His philosophy is simple yet profound: “No human is limited.” These words, which have become a mantra for athletes and enthusiasts worldwide, capture the essence of Kipchoge’s mindset. He believes in pushing the boundaries of human achievement, in challenging the norm, and in relentlessly pursuing one’s dreams.

One does not run a 2:02 marathon or better without focused training, Eliud Kipchoge in a hard session, photo by NN Running team

Kipchoge’s extraordinary dedication is not without reward. He has two Olympic gold medals to his name, one from the 2016 Rio Olympics and another from the 2020 Tokyo Olympics. These achievements solidify his status as one of the greatest Olympians of all time. The prospect of securing a third gold in Paris in 2024 is not merely an aspiration; it’s a testament to the enduring legacy of a champion.

As the world counts down to the 2024 Olympics in Paris, the stage is set for a battle of epic proportions. Kipchoge and Kiptum, representing different generations of marathon runners, will compete not only for victory but also for a place in history. In this captivating rivalry, the age-defying champion seeks to prove once more that he is, indeed, limitless.

Eliud Kipchoge, training in Kenya, photo by NN Running team

Paris presents him with another chance to make further history, as no man has ever won three marathon gold at the Games. What’s more, he would be the first to win it three times straight after his wins in Rio 2016 and Tokyo 2021.

Kipchoge has shrugged off those who feel he will be too old to contest for gold in the French capital, drawing comparisons with five-time Ballon d’Or winner Cristiano Ronaldo and seven-time Formula One champion Lewis Hamilton who are still going strong at 38 years of age.

Eliud Kipchoge, Tokyo 2021, photo by NN Running Team.

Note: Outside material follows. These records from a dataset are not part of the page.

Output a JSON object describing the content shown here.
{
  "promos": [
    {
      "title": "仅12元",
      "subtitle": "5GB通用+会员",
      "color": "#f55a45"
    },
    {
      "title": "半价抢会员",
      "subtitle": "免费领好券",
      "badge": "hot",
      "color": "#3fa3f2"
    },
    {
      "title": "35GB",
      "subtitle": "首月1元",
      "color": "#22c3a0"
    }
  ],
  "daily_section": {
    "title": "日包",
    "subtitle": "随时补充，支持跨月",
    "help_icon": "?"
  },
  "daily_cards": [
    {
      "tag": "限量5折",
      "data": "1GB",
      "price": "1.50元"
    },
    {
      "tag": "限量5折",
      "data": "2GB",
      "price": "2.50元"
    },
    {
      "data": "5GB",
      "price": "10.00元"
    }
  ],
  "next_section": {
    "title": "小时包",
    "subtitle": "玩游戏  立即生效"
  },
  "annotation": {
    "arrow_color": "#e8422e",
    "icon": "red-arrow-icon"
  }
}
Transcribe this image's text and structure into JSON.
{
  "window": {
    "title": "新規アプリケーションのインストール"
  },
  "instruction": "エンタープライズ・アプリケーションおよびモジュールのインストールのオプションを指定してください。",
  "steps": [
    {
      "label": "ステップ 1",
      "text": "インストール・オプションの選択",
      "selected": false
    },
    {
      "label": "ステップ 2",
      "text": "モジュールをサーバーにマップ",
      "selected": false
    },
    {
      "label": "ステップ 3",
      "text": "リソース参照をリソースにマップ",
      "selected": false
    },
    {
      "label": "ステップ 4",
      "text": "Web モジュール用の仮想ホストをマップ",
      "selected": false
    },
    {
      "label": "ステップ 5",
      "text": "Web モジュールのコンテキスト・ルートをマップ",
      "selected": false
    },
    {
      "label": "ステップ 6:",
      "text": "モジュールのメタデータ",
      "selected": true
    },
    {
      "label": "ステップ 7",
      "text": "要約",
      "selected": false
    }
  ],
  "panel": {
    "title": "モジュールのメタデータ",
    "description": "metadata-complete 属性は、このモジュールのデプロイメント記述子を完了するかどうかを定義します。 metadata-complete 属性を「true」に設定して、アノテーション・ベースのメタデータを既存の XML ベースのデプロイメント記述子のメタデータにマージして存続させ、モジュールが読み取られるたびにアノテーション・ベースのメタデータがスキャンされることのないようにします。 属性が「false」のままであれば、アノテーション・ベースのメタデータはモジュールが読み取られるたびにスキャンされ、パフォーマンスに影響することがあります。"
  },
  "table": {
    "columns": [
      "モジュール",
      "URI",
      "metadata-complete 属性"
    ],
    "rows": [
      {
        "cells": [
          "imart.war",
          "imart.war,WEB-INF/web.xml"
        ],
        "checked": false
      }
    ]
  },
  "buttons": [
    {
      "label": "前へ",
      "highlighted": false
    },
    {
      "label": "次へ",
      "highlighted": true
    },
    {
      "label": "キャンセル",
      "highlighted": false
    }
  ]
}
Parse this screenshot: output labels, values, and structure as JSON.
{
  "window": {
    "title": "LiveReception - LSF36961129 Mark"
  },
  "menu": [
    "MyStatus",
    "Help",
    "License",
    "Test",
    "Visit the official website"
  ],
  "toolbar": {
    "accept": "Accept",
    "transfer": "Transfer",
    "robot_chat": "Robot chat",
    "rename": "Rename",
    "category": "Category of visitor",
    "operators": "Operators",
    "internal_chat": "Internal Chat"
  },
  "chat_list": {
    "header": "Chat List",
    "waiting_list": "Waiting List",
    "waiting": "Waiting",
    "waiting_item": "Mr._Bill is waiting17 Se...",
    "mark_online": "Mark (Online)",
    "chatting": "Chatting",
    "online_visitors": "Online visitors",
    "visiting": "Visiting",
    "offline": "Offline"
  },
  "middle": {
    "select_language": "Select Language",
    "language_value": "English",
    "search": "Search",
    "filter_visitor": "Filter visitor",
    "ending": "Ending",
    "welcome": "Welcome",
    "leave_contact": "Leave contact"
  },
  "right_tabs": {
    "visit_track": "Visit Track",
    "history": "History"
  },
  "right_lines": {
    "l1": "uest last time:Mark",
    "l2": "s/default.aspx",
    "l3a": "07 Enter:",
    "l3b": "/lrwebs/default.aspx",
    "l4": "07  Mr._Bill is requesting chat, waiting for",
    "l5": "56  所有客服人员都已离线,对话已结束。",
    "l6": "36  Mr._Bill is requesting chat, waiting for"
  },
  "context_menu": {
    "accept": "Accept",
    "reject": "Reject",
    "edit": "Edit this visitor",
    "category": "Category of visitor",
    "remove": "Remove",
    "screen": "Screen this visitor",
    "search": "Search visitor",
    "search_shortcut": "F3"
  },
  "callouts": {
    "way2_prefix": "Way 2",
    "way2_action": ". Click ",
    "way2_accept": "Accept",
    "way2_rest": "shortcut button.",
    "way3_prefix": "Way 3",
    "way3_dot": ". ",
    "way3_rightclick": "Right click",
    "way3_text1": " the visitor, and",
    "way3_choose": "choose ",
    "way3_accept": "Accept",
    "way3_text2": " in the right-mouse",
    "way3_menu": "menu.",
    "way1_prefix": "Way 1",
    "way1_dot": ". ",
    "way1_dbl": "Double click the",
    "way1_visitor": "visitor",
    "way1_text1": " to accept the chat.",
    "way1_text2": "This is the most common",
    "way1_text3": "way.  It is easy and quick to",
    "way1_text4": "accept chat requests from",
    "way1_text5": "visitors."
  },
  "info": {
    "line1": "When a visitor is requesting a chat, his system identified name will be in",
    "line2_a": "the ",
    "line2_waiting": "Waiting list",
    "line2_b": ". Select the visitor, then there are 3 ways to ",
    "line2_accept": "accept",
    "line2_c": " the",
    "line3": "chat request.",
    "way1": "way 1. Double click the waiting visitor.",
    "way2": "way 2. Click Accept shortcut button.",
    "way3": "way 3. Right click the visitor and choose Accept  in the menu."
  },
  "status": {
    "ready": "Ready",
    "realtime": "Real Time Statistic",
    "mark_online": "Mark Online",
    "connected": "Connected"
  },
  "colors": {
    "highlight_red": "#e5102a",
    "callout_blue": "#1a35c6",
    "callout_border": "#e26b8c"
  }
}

“I always say, when you feel real pain, that is where success is, so the only way to be successful is to press on and you will be there. You cannot crack, so pain is a positive thing,” said Kipchoge. Its quest for gold in Paris is not just a race; it’s a symbol of human potential, a testament to the age-defying spirit, and a tribute to the unrelenting pursuit of excellence.